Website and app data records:
[Start of Attachment]

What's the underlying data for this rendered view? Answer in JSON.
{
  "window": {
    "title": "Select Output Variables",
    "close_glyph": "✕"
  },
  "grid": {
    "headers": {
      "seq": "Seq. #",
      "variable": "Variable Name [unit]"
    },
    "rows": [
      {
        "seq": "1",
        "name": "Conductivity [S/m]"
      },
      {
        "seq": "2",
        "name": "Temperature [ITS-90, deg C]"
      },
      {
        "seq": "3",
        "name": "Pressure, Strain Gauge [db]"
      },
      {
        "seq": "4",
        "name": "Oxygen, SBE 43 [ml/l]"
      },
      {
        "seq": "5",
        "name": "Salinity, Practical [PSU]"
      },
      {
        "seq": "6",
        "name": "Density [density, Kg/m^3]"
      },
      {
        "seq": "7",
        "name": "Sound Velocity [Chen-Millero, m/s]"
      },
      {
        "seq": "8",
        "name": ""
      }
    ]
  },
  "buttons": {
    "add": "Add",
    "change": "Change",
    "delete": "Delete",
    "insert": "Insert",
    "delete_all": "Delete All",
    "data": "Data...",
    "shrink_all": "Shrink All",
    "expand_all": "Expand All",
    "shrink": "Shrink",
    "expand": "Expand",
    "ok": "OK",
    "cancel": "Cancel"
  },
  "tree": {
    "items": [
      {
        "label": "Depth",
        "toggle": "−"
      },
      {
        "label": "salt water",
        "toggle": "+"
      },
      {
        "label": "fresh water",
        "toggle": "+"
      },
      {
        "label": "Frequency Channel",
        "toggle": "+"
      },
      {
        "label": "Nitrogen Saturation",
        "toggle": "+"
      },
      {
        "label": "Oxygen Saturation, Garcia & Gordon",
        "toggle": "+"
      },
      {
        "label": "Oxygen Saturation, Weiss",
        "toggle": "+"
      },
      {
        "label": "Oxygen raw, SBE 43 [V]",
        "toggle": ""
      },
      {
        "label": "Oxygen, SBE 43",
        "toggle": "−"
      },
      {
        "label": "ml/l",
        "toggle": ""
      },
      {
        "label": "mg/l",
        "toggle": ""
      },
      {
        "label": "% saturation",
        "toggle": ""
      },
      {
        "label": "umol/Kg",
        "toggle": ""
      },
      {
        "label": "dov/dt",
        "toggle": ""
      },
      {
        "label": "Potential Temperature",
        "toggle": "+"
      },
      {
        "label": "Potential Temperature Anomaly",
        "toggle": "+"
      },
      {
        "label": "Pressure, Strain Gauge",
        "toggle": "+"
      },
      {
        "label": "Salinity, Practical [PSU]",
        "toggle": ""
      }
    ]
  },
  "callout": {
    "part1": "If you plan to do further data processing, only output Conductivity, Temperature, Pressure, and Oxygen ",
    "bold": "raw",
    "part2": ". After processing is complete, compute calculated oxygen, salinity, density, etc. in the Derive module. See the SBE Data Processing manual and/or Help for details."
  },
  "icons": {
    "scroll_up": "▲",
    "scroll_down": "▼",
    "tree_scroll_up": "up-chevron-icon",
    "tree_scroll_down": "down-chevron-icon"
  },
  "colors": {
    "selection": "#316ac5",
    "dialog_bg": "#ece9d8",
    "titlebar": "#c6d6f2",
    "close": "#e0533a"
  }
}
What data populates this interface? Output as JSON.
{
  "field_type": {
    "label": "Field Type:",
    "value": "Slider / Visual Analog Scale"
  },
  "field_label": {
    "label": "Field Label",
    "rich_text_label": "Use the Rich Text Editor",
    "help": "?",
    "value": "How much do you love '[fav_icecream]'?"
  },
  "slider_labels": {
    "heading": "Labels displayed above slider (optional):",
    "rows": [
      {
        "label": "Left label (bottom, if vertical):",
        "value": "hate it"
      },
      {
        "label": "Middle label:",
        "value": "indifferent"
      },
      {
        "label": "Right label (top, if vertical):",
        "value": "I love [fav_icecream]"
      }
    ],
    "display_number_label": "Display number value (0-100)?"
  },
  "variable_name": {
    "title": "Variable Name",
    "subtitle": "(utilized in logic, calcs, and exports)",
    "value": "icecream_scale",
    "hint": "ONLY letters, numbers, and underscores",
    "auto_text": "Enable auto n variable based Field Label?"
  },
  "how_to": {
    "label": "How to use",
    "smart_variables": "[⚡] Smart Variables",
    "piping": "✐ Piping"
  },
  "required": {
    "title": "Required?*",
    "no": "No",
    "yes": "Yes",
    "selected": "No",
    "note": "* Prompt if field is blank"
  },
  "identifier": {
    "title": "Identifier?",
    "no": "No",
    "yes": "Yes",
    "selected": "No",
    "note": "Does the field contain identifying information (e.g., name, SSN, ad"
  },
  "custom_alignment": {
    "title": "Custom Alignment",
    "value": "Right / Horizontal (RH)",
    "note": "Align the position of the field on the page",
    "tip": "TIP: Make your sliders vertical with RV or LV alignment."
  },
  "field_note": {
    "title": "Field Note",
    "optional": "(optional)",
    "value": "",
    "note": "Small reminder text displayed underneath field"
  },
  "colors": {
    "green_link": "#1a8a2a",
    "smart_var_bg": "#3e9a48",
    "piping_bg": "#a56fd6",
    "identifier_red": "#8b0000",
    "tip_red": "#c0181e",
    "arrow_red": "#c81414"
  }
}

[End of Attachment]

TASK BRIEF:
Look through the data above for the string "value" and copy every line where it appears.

WRITTEN ANSWER:
    "value": "Slider / Visual Analog Scale"
    "value": "How much do you love '[fav_icecream]'?"
        "value": "hate it"
        "value": "indifferent"
        "value": "I love [fav_icecream]"
    "display_number_label": "Display number value (0-100)?"
    "value": "icecream_scale",
    "value": "Right / Horizontal (RH)",
    "value": "",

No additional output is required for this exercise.